I have been playing video games since a young age, starting with my first system, the Super Nintendo. There were plenty of periods of time where I didn’t play much, but as I settled into my career and my adult life, I turned back to playing video games more. Video games, reading, and writing are three of my favorite pastimes.
I enjoy my job, the organization I work for, and all of the people I work with, but doing roughly the same thing for the past four years has made my day-to-day a bit stale. After watching Indie Game: The Movie, I thought wow, that looks exciting. I turned to Reddit, which is pretty much where I always turn when I have questions on a subject, and stumbled on /r/gamedev. This led me to download Stencyl so I could start tinkering with the idea of making a game.
I don’t have any real coding experience. I was alright with HTML (I know not code, markup language) and CSS, and eventually played with Swift for a while. I knew some basics – loops, conditionals, creating variables, etc., – but I was in no way ready to just dive into anything. I have a ton of game ideas – from simple platformers to complex RPGs — stowed in my head, so I wanted to just play.
I enjoyed learning Swift. The only reason I stopped learning the language was that in order to get better, I knew I needed to start working on apps, and I was at a loss for ideas. At least with games, I had ideas for things I wanted to try. Also, it seems like a nice creative outlet. I like writing, but sometimes the lack of visuals makes the medium underwhelming for me.
I’ve been using Stencyl for a little over a week now. I went through both of the Crash Courses on the Stencyl website and completed the challenges at the end of the second course; I also completed most of a Youtube tutorial on creating a platform game. Despite being engaged, I found myself annoyed by the visual editor. It was just so slow to drag and drop!
Today, I started tinkering with the idea of jumping into Unity and buying a course from Udemy on the subject. My initial plan was to spend a few weeks with Stencyl to learn basic game concepts then dive into Unity, but I feel I would benefit more from jumping into Unity now.
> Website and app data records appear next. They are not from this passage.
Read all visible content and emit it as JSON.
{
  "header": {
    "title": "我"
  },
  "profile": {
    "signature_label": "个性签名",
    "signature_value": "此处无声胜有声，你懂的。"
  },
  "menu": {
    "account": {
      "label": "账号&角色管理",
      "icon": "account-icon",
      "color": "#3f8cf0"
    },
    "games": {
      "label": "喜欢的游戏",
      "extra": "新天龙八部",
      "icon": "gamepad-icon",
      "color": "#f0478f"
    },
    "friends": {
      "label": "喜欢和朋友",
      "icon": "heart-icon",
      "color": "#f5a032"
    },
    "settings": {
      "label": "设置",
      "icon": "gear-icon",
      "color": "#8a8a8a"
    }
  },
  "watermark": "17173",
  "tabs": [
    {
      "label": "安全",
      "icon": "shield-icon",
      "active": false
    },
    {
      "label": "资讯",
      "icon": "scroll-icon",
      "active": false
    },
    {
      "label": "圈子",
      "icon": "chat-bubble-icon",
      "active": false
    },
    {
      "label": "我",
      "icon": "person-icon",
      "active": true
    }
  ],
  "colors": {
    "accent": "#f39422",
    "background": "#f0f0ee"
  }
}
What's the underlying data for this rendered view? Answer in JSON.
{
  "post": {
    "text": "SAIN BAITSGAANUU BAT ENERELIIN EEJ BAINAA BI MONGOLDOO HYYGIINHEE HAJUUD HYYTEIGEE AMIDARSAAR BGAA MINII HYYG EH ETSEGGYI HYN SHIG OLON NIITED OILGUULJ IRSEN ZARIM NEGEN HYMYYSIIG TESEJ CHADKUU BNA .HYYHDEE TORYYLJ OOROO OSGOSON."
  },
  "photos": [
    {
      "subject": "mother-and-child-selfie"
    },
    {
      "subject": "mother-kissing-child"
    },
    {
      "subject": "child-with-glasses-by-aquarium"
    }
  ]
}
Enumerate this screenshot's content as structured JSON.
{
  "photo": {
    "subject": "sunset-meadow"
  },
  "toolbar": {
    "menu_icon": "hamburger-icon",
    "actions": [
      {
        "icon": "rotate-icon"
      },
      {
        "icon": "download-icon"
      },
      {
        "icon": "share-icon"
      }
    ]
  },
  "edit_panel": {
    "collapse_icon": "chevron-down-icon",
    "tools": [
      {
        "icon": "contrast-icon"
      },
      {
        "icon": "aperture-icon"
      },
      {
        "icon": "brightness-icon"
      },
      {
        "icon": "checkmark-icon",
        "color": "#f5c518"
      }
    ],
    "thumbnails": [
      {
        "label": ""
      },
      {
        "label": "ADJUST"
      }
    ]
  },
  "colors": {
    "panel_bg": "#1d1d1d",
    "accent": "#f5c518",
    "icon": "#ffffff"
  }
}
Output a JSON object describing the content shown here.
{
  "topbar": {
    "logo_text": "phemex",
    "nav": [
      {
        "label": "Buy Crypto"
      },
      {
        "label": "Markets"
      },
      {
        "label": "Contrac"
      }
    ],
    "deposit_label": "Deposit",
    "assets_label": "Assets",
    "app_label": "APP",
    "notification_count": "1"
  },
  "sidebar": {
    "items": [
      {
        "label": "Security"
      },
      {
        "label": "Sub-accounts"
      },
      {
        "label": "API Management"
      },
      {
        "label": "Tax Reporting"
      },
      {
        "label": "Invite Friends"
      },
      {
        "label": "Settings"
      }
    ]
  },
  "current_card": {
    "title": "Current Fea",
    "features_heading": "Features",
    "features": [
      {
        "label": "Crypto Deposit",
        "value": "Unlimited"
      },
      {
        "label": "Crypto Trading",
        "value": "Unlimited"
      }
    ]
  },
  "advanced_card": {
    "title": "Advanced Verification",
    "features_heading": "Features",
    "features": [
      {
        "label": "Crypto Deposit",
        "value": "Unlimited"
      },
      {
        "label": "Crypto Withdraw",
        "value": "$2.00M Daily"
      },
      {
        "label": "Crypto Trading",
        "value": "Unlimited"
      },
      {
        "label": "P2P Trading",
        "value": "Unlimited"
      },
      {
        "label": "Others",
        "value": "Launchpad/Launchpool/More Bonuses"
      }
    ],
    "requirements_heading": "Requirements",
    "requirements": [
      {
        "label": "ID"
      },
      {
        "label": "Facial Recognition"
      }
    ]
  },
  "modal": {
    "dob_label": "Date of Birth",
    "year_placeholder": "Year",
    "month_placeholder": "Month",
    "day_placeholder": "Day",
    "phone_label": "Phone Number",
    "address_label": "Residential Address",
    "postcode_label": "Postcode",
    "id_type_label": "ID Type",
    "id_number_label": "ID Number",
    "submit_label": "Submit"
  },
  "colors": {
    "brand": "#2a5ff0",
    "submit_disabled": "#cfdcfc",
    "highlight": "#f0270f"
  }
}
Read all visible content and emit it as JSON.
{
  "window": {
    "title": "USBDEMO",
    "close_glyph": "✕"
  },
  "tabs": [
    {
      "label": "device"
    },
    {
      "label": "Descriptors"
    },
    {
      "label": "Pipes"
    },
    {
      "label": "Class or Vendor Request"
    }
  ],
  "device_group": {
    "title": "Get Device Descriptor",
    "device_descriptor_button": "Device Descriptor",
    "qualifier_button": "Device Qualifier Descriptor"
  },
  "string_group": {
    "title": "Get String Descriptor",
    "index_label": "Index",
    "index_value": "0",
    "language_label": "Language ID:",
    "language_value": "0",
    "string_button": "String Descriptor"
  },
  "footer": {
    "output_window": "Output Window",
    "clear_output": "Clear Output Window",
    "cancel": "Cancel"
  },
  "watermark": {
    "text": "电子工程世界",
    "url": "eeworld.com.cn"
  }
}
I suppose the hardest part is realizing that I have no idea, really, where to start. I’m a reasonably intelligent person though, so I think I can figure out a trajectory. I think next step is to look at syllabus from Game Development programs to see if I can craft a learning plan.
More to come.